The debate over climate-related provisions in the Democrats' budget reconciliation package sharpened Thursday as several left-leaning senators, joined by environmental activist groups, urged more moderate lawmakers to include aggressive steps to avert catastrophic climate change in the legislation.
They noted that President Joe Biden will have a tough time making the case for international climate action at the upcoming summit in Glasgow if he can’t even unify his own party behind his agenda.
“We must act in Congress before Joe Biden goes to meet with the rest of the world,” Sen. Edward J. Markey, D-Mass., said at a Thursday news conference across from the U.S. Capitol. “President Biden must be able to put a deal on the table that reflects what we then expect from the rest of the world so that we begin a downward trajectory in terms of the greenhouse gases that are going up into the atmosphere.”
As negotiations continue over the size and scope of the budget reconciliation package, any significant drop in its $3.5 trillion overall number will require trimming parts of the package, and those at Thursday’s event made clear they will fight any effort to put climate provisions on the chopping block.
“It is possible to find middle ground in many areas of politics,” Markey said. “I know because I have done it, but we cannot compromise on science. There isn't a middle ground between a livable and unlivable world. We cannot pass the bipartisan infrastructure bill without the reconciliation package. We cannot slash climate funding in this package.”
Markey went through specifics, calling for a Civilian Climate Corps intended to put Americans to work fighting climate change, a clean electricity standard to push utilities toward renewable energy sources and an overhaul of the tax code to promote clean energy while eliminating “outdated, unnecessary” fossil fuel incentives.
He also said “natural gas is not clean energy and it is not climate action.”
Thursday’s event comes as a pair of moderate Senate Democrats, Joe Manchin III of West Virginia and Kyrsten Sinema of Arizona, have been pushing to pare back the proposed reconciliation package. Moderate Democrats in the House have pushed for a vote on the separate bipartisan bill that has already passed the Senate before considering any reconciliation package.
To pass the budget reconciliation package with a simple majority, Democrats will need every member of the caucus, which includes two independents, to vote for the legislation, with Vice President Kamala Harris casting the tie-breaking vote.
Both Manchin and Sinema have recently been confronted by groups upset with their resistance to the full $3.5 trillion package — kayakers turned up at Manchin’s houseboat in Washington while protestors followed Sinema into a bathroom.
Thursday’s event represented a more traditional pressure campaign with young activists passionately arguing their case and holding up “No Climate No Deal” signs with the Capitol Dome in the background.
Manchin has emerged as a significant roadblock to climate proposals, having laid out a number of related red lines in an agreement he signed with Senate Majority Leader Charles E. Schumer, D-N.Y., when he voted to take the first steps in the budget reconciliation process.
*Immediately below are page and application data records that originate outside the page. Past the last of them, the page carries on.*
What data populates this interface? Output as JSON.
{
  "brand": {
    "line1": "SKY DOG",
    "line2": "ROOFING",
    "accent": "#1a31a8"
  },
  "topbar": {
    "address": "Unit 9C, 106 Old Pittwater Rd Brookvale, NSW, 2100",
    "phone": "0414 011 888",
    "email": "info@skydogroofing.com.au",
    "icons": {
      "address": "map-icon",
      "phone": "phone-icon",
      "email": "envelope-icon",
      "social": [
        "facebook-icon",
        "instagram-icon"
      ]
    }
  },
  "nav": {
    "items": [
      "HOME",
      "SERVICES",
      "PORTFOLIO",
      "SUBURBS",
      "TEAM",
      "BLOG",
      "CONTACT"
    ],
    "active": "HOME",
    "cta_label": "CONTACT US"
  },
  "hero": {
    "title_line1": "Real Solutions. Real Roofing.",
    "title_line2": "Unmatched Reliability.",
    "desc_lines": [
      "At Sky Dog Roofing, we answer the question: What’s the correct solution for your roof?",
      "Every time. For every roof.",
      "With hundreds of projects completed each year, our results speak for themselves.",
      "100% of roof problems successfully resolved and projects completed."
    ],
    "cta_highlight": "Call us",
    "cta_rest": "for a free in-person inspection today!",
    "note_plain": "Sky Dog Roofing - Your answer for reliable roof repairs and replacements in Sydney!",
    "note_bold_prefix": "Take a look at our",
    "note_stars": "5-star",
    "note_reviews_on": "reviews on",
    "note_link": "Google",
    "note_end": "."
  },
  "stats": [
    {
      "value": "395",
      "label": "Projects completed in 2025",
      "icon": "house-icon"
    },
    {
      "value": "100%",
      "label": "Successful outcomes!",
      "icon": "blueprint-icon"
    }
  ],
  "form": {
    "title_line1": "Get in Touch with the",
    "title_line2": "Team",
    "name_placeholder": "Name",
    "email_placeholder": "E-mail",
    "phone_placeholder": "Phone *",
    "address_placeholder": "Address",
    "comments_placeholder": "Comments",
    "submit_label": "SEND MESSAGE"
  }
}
That agreement was obtained by Politico and confirmed by a Democratic aide.
Among the positions Manchin staked out was a defense of tax provisions benefitting oil and gas companies, as well as the role of natural gas and carbon capture technology. He also insisted that the Senate Energy and Natural Resources Committee he chairs retain sole jurisdiction over a clean electricity standard.
For the 2022 election cycle, Manchin is the No. 1 recipient among all lawmakers of campaign contributions from the coal mining, mining, natural gas transmission and distribution, and oil and gas industries, according to Open Secrets, a nonpartisan group that tracks money in politics.
Ron Wyden, D-Ore., chair of the Senate Finance Committee, suggested at Thursday’s event that they could find some common ground with Manchin based on a line in the agreement he signed that said he wanted climate provisions to be “fuel neutral.” Wyden said that fits with his own proposals supported by Finance Committee Democrats to consolidate existing energy tax credits and tie them to reducing carbon emissions.
Wyden said they will be talking to Manchin, but that the days of fossil fuel companies getting whatever handouts they seek are over.
Speaking to reporters Wednesday, Manchin reiterated that his overall number for a reconciliation package is $1.5 trillion. As for his priorities, he cited the need to address 2017 tax cuts for wealthy Americans and corporations and highlighted the importance of helping children and seniors while lowering prescription drug costs.
He did not specifically mention climate change and stressed that it’s more important to get the legislation right than to do it quickly.
Republicans, meanwhile, already are going after Democrats for the climate proposals under discussion.
Senate Minority Leader Mitch McConnell, R-Ky., devoted a chunk of his Thursday morning floor speech to criticizing a proposed methane fee and a clean energy standard that he said would raise costs for ratepayers.
"Jacking up Americans’ gas bills and utility prices in order to turn 49 other states into California — it’s a bad idea at an awful time," McConnell said. "And just one more way their reckless taxing and spending spree would hurt families and help China.”